# Problem to solve:
A faithful copy of the entries is needed, one that leaves out the pictures.

# Records shown:
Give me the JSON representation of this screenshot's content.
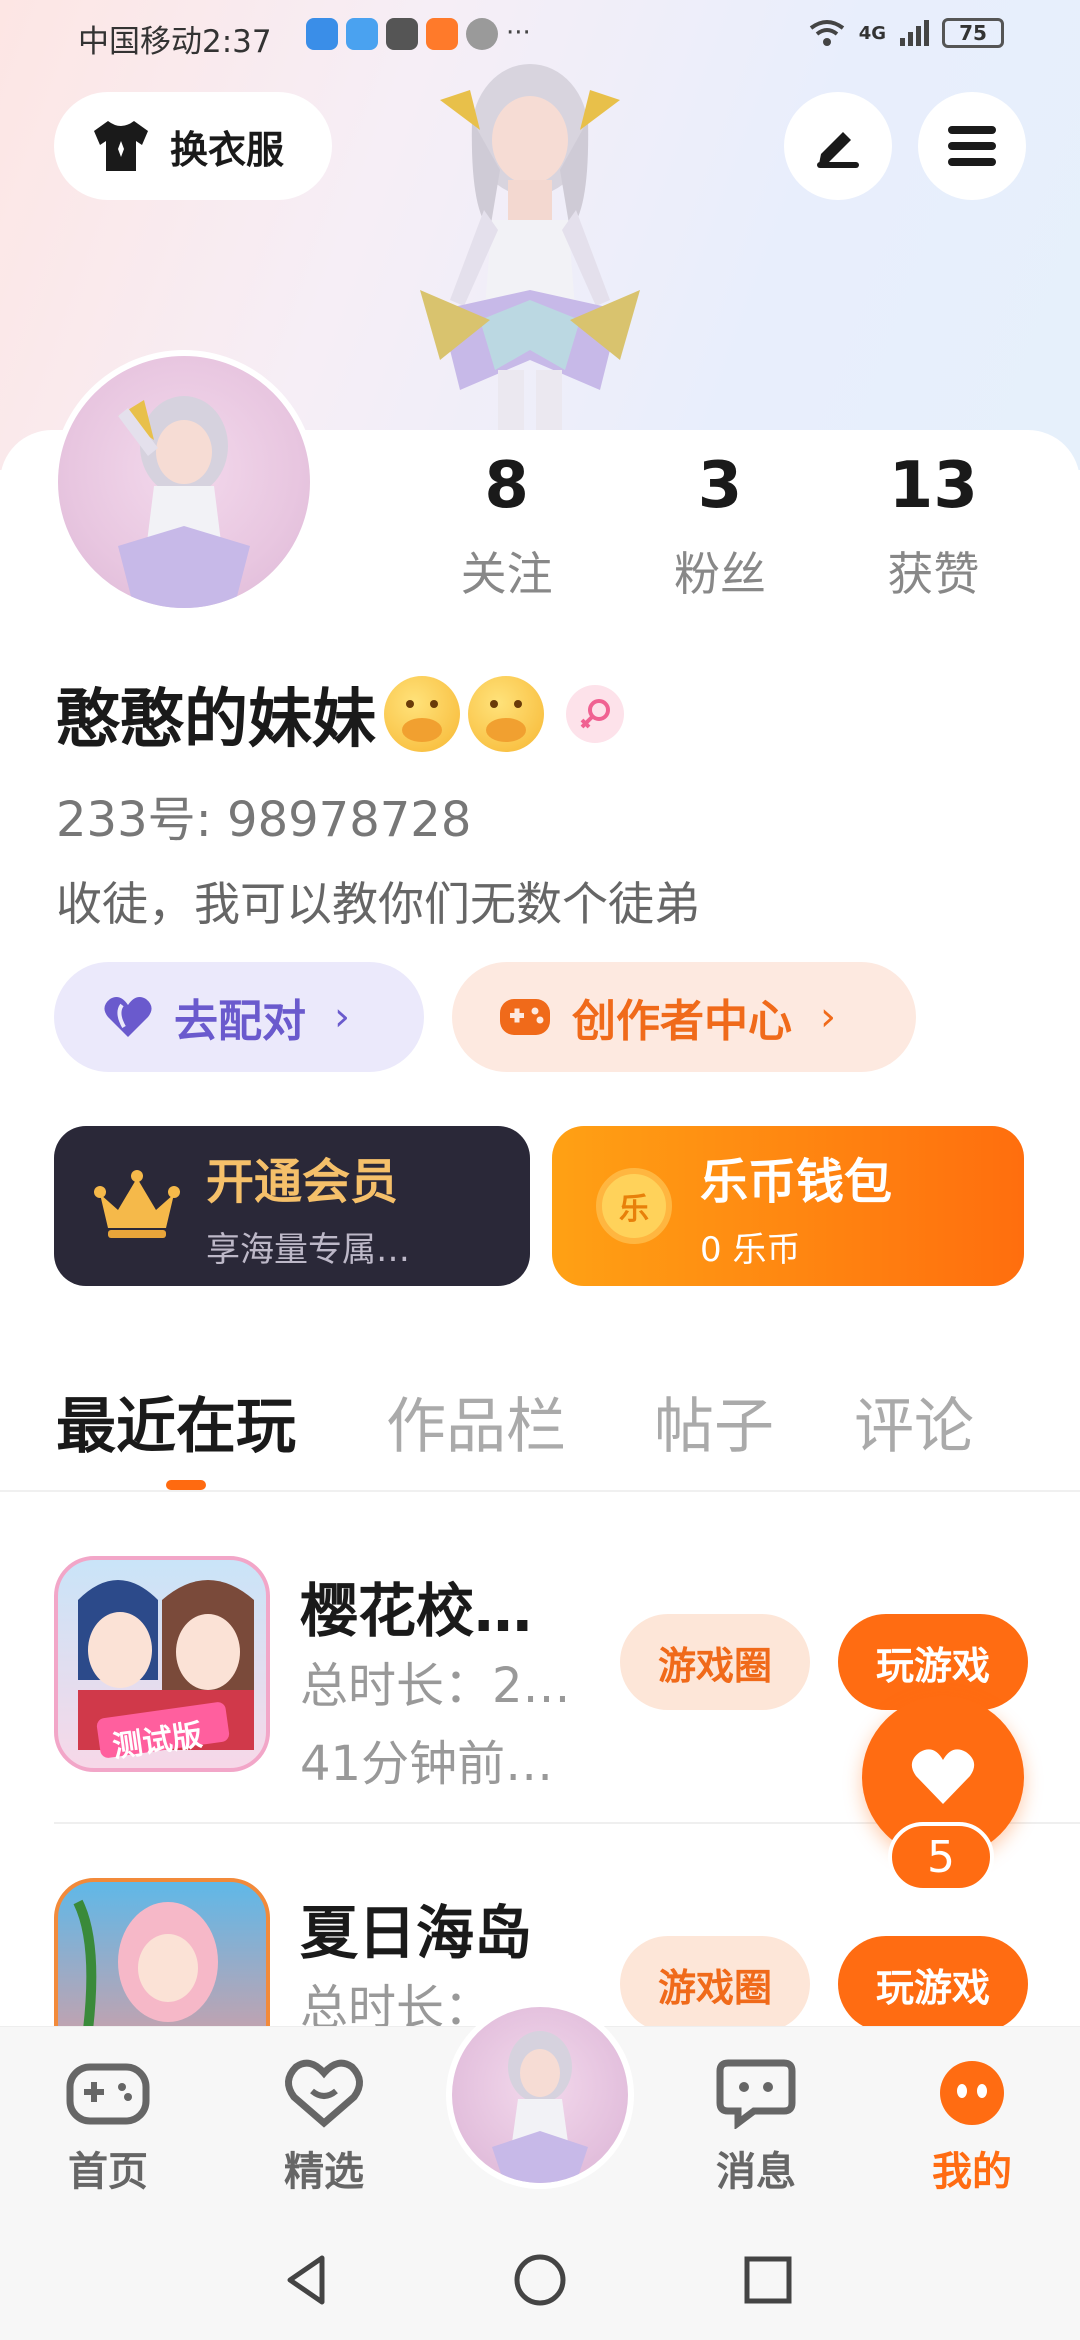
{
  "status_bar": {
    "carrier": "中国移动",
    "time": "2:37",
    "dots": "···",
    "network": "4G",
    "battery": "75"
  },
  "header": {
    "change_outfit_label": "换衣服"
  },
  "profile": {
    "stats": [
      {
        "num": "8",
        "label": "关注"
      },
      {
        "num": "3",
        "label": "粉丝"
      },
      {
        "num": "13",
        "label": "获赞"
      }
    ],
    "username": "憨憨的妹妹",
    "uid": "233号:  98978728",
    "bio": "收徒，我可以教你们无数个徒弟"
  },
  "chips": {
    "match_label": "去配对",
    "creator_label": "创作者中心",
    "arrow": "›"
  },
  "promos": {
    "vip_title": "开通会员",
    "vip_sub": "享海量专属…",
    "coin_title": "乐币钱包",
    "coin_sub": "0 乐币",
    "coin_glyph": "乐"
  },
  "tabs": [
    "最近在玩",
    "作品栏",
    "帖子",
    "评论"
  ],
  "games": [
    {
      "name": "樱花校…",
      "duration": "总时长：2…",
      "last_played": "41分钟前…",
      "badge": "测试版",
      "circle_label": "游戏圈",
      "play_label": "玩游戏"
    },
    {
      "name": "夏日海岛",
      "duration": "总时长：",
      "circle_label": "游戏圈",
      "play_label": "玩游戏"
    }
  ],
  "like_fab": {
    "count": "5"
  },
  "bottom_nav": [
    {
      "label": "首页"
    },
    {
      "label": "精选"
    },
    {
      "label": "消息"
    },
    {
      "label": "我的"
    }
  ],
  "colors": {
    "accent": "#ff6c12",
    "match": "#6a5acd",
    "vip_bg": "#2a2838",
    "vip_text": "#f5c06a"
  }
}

# Written response:
Give me the JSON representation of this screenshot's content.
{
  "status_bar": {
    "carrier": "中国移动",
    "time": "2:37",
    "dots": "···",
    "network": "4G",
    "battery": "75"
  },
  "header": {
    "change_outfit_label": "换衣服"
  },
  "profile": {
    "stats": [
      {
        "num": "8",
        "label": "关注"
      },
      {
        "num": "3",
        "label": "粉丝"
      },
      {
        "num": "13",
        "label": "获赞"
      }
    ],
    "username": "憨憨的妹妹",
    "uid": "233号:  98978728",
    "bio": "收徒，我可以教你们无数个徒弟"
  },
  "chips": {
    "match_label": "去配对",
    "creator_label": "创作者中心",
    "arrow": "›"
  },
  "promos": {
    "vip_title": "开通会员",
    "vip_sub": "享海量专属…",
    "coin_title": "乐币钱包",
    "coin_sub": "0 乐币",
    "coin_glyph": "乐"
  },
  "tabs": [
    "最近在玩",
    "作品栏",
    "帖子",
    "评论"
  ],
  "games": [
    {
      "name": "樱花校…",
      "duration": "总时长：2…",
      "last_played": "41分钟前…",
      "badge": "测试版",
      "circle_label": "游戏圈",
      "play_label": "玩游戏"
    },
    {
      "name": "夏日海岛",
      "duration": "总时长：",
      "circle_label": "游戏圈",
      "play_label": "玩游戏"
    }
  ],
  "like_fab": {
    "count": "5"
  },
  "bottom_nav": [
    {
      "label": "首页"
    },
    {
      "label": "精选"
    },
    {
      "label": "消息"
    },
    {
      "label": "我的"
    }
  ],
  "colors": {
    "accent": "#ff6c12",
    "match": "#6a5acd",
    "vip_bg": "#2a2838",
    "vip_text": "#f5c06a"
  }
}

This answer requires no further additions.